Lunch; ‘Almoço’ is the biggest meal of the day here. I have noticed it’s common to have dessert as well. Eat lunch in a food court mall, or anywhere really, and chances are it will come with French fries. White rice, black beans, steak or chicken, farofa (a powdery bread crumb clump with onions), salad, and fries. Good for them. I get this basic meal combo at any mall food court or lunch spot, and everyone is eating this huge meal with fork and knife in hand like its Thanksgiving. But it is so good, and it is the same exact storefront as ordering at a McDonald’s. Lunch should be a bigger deal in other countries as well, we need to take note.


However, when it comes to dinner it’s typically overlooked in the same manner we treat our lunch breaks in the states. Something small, quick, and meaningless. For dinner a basic ham and cheese sandwich is common. I noticed many restaurants which were booming during the lunch hours are actually closed for dinner.

2. Everyone wears flip flops, ‘Havaianas’ here. IMG_3919

Nothing else to say about it, almost every native if their not dressed up in business attire for work is instead wearing flip flops. Those skinny, unsupportive and flimsy ones. It seems normal to see them near the beach, but then I see guys doing landscaping, I’ve seen mechanics working on cars, guys building houses, using heavy duty tools, climbing hills with cement bags on their backs all wearing a pair of these worn out unsupportive old flip flops.
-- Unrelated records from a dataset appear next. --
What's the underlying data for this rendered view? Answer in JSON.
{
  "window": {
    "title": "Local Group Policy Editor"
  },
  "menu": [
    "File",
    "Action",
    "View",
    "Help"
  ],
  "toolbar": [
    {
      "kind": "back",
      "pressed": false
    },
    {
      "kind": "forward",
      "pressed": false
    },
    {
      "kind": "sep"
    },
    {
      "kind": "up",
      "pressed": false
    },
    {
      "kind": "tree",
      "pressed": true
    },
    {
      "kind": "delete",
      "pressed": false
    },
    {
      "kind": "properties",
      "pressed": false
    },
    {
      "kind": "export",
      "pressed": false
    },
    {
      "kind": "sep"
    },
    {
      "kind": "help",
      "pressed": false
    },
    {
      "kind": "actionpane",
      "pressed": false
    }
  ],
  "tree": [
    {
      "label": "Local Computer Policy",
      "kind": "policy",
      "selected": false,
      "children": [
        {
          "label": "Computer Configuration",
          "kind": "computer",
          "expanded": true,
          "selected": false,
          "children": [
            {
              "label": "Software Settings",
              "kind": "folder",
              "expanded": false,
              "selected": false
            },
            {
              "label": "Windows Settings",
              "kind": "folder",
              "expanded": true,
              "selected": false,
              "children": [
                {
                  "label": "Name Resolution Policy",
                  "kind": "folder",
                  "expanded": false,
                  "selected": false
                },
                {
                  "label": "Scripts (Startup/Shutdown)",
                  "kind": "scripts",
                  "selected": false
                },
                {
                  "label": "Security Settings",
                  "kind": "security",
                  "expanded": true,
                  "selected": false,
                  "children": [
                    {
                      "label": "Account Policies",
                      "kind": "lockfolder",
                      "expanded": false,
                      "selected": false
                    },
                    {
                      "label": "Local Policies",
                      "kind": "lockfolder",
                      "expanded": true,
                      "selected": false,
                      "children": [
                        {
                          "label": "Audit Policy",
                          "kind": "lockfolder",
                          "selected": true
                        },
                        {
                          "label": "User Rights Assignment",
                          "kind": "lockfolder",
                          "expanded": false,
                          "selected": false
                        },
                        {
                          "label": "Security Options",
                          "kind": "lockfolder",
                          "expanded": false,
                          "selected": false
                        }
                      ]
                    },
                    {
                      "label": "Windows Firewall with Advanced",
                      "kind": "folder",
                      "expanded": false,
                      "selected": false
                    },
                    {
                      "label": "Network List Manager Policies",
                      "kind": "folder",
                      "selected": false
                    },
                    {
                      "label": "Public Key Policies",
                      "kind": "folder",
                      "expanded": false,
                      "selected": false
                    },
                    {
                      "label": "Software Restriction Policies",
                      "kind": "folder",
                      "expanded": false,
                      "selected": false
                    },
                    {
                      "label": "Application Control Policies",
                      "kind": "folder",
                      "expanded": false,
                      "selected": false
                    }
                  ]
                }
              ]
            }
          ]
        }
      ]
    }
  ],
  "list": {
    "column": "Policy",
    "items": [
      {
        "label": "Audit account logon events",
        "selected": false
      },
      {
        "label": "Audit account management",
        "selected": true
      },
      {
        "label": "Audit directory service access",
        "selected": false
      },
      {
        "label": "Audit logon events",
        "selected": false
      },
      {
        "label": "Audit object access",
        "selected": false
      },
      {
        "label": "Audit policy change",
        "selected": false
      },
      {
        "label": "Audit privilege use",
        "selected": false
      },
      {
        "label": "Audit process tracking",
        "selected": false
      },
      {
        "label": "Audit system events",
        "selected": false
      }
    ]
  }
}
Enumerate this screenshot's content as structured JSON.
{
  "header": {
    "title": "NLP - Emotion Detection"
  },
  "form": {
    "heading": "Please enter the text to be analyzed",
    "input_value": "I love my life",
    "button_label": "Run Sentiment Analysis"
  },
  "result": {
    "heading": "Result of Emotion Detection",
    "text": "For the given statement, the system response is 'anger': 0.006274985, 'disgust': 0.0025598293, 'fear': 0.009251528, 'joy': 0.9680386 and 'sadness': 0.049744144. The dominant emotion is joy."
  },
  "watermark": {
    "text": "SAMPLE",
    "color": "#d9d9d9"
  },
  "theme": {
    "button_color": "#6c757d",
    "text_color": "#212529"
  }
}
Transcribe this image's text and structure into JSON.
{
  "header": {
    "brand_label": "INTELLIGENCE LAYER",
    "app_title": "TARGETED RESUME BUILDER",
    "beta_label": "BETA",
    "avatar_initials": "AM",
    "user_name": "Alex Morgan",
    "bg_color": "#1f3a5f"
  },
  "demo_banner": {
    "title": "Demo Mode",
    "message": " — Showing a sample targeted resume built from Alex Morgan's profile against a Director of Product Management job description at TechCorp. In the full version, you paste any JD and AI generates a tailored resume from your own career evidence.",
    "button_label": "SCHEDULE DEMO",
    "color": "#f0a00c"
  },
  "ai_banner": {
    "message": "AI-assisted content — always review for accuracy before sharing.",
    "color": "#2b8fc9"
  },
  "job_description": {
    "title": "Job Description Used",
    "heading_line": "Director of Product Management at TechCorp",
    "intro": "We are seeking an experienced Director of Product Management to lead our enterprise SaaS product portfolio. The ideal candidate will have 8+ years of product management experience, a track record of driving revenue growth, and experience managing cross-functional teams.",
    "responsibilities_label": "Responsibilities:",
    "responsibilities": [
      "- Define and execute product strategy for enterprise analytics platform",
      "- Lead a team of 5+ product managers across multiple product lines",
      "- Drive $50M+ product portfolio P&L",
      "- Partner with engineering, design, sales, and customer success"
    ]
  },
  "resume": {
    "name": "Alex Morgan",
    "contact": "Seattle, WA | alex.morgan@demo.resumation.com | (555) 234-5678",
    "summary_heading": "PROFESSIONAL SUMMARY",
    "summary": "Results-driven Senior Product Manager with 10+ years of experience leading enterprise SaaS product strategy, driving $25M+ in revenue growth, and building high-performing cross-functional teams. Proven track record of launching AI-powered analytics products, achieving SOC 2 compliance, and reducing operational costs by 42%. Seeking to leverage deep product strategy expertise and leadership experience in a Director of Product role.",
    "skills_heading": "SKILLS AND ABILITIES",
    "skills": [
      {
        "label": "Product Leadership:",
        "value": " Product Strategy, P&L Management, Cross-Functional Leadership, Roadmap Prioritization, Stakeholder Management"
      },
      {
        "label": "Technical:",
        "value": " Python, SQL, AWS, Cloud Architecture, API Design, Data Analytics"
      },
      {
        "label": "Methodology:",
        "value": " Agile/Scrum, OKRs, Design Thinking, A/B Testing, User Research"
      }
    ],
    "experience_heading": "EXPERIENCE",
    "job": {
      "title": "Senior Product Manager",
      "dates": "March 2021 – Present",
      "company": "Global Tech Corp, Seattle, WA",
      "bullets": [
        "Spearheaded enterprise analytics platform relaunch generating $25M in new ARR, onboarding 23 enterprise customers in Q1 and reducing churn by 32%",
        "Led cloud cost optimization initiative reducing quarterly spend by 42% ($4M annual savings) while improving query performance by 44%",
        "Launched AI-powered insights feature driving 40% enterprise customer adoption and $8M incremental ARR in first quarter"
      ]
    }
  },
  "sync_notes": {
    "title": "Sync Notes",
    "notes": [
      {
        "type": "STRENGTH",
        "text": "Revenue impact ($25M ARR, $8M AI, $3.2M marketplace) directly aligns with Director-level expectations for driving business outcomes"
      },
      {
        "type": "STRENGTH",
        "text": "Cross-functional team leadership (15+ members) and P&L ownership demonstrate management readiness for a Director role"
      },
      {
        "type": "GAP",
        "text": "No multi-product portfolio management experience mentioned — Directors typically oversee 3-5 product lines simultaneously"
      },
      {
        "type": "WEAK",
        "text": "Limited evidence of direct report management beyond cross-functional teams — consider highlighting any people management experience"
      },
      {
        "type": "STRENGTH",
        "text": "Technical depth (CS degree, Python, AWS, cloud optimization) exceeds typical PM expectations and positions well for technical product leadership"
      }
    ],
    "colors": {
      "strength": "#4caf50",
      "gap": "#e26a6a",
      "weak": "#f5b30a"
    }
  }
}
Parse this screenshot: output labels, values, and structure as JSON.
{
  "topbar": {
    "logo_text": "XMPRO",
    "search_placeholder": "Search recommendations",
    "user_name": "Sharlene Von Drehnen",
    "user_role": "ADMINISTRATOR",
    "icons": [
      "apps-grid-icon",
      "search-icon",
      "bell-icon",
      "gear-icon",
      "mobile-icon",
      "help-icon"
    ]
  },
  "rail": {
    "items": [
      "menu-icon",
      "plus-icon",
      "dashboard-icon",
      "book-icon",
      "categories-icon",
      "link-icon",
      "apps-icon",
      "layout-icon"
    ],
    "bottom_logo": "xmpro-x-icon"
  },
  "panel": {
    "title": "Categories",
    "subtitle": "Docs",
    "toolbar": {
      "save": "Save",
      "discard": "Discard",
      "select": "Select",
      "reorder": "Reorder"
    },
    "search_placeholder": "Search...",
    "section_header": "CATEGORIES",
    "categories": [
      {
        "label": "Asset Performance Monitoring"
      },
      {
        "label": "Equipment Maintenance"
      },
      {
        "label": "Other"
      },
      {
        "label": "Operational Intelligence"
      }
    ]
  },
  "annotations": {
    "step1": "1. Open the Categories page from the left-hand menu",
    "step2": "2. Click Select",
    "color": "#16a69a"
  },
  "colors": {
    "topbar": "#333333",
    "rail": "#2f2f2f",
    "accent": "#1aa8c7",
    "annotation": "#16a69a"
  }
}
One tip is to not listen to most exaggerated blogs out there that will forbid you to wear anything besides Havaianas. That you may look like a tourist and be laughed at. It’s not true, they do not care if you aren’t wearing them. It’s just simply that locals wear these, and they basically live in them.

3. You can rent bikes in Rio de Janeiro using the BikeRio app from your cell phone.